I begin with some indications suggesting that the standard of living in ancient Rome was similar to that of early modern period of seventeenth- and eighteenth-century Europe, an extraordinary achievement for any economy in the ancient world.
I then argue that ancient Rome managed to achieve this high standard of living through the combined operation of moderately stable political conditions and markets for goods, labor and capital, which allowed specialization and efficiency.
After surveying the labor and financial markets in turn, I return to the broad questions of how the Romans prospered and the economy appears to have grown.
The fall of the Roman Empire is a topic that has led to the conclusive report on how even today although the empire having faded away it still exists but in a different form.
The gender relations within both Rome and Han China were similar. The male was in charge because he was the closest to his ancestors, maintained the well-being of the household, and made sure to continue the family’s sense of honor.
In the organization of their governments, the two were very different.
In Rome, the government was run by two powers, the king and the Roman Senate.
Although both were seen as two of the strongest empires of their time, they differed on methods of achieving such a title.
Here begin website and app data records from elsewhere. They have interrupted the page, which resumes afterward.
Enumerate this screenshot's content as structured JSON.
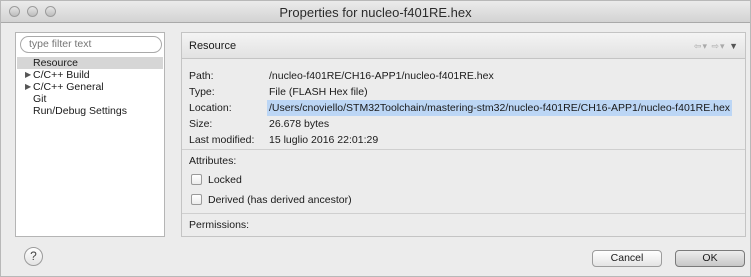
{
  "window": {
    "title": "Properties for nucleo-f401RE.hex"
  },
  "sidebar": {
    "filter_placeholder": "type filter text",
    "items": [
      {
        "label": "Resource",
        "expandable": false,
        "selected": true
      },
      {
        "label": "C/C++ Build",
        "expandable": true,
        "selected": false
      },
      {
        "label": "C/C++ General",
        "expandable": true,
        "selected": false
      },
      {
        "label": "Git",
        "expandable": false,
        "selected": false
      },
      {
        "label": "Run/Debug Settings",
        "expandable": false,
        "selected": false
      }
    ]
  },
  "page": {
    "title": "Resource",
    "nav_icons": [
      "back-arrow-icon",
      "forward-arrow-icon",
      "view-menu-icon"
    ],
    "properties": [
      {
        "label": "Path:",
        "value": "/nucleo-f401RE/CH16-APP1/nucleo-f401RE.hex"
      },
      {
        "label": "Type:",
        "value": "File  (FLASH Hex file)"
      },
      {
        "label": "Location:",
        "value": "/Users/cnoviello/STM32Toolchain/mastering-stm32/nucleo-f401RE/CH16-APP1/nucleo-f401RE.hex"
      },
      {
        "label": "Size:",
        "value": "26.678  bytes"
      },
      {
        "label": "Last modified:",
        "value": "15 luglio 2016 22:01:29"
      }
    ],
    "attributes_label": "Attributes:",
    "locked_label": "Locked",
    "locked_checked": false,
    "derived_label": "Derived (has derived ancestor)",
    "derived_checked": false,
    "permissions_label": "Permissions:"
  },
  "buttons": {
    "help": "?",
    "cancel": "Cancel",
    "ok": "OK"
  },
  "colors": {
    "selection_highlight": "#bcd6f5",
    "tree_selection": "#d6d6d6"
  }
}
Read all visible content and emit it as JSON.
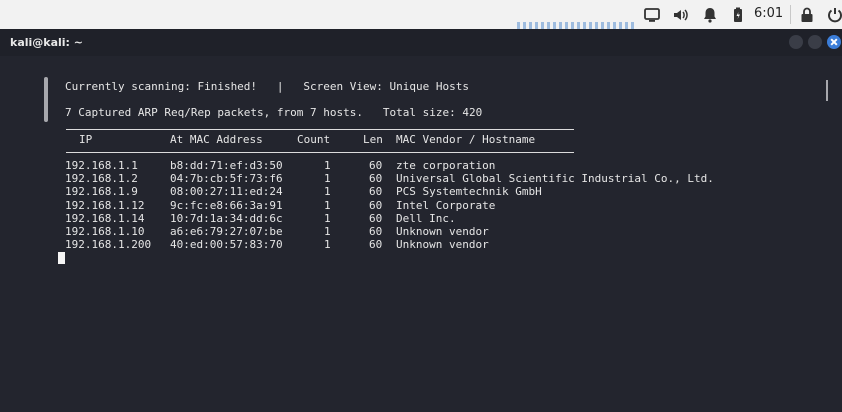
{
  "system_bar": {
    "clock": "6:01"
  },
  "window": {
    "title": "kali@kali: ~"
  },
  "terminal": {
    "status_line": "Currently scanning: Finished!   |   Screen View: Unique Hosts",
    "summary_line": "7 Captured ARP Req/Rep packets, from 7 hosts.   Total size: 420",
    "table": {
      "headers": [
        "IP",
        "At MAC Address",
        "Count",
        "Len",
        "MAC Vendor / Hostname"
      ],
      "rows": [
        {
          "ip": "192.168.1.1",
          "mac": "b8:dd:71:ef:d3:50",
          "count": "1",
          "len": "60",
          "vendor": "zte corporation"
        },
        {
          "ip": "192.168.1.2",
          "mac": "04:7b:cb:5f:73:f6",
          "count": "1",
          "len": "60",
          "vendor": "Universal Global Scientific Industrial Co., Ltd."
        },
        {
          "ip": "192.168.1.9",
          "mac": "08:00:27:11:ed:24",
          "count": "1",
          "len": "60",
          "vendor": "PCS Systemtechnik GmbH"
        },
        {
          "ip": "192.168.1.12",
          "mac": "9c:fc:e8:66:3a:91",
          "count": "1",
          "len": "60",
          "vendor": "Intel Corporate"
        },
        {
          "ip": "192.168.1.14",
          "mac": "10:7d:1a:34:dd:6c",
          "count": "1",
          "len": "60",
          "vendor": "Dell Inc."
        },
        {
          "ip": "192.168.1.10",
          "mac": "a6:e6:79:27:07:be",
          "count": "1",
          "len": "60",
          "vendor": "Unknown vendor"
        },
        {
          "ip": "192.168.1.200",
          "mac": "40:ed:00:57:83:70",
          "count": "1",
          "len": "60",
          "vendor": "Unknown vendor"
        }
      ]
    }
  },
  "icons": [
    "screen-icon",
    "volume-icon",
    "bell-icon",
    "battery-icon",
    "lock-icon",
    "power-icon",
    "minimize-icon",
    "maximize-icon",
    "close-icon"
  ],
  "colors": {
    "terminal_bg": "#23252e",
    "text": "#e6e6e6",
    "top_panel": "#f2f2f2",
    "close_button": "#3b7dd8"
  }
}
The major difference between the methods of political control was the structure of government in each empire.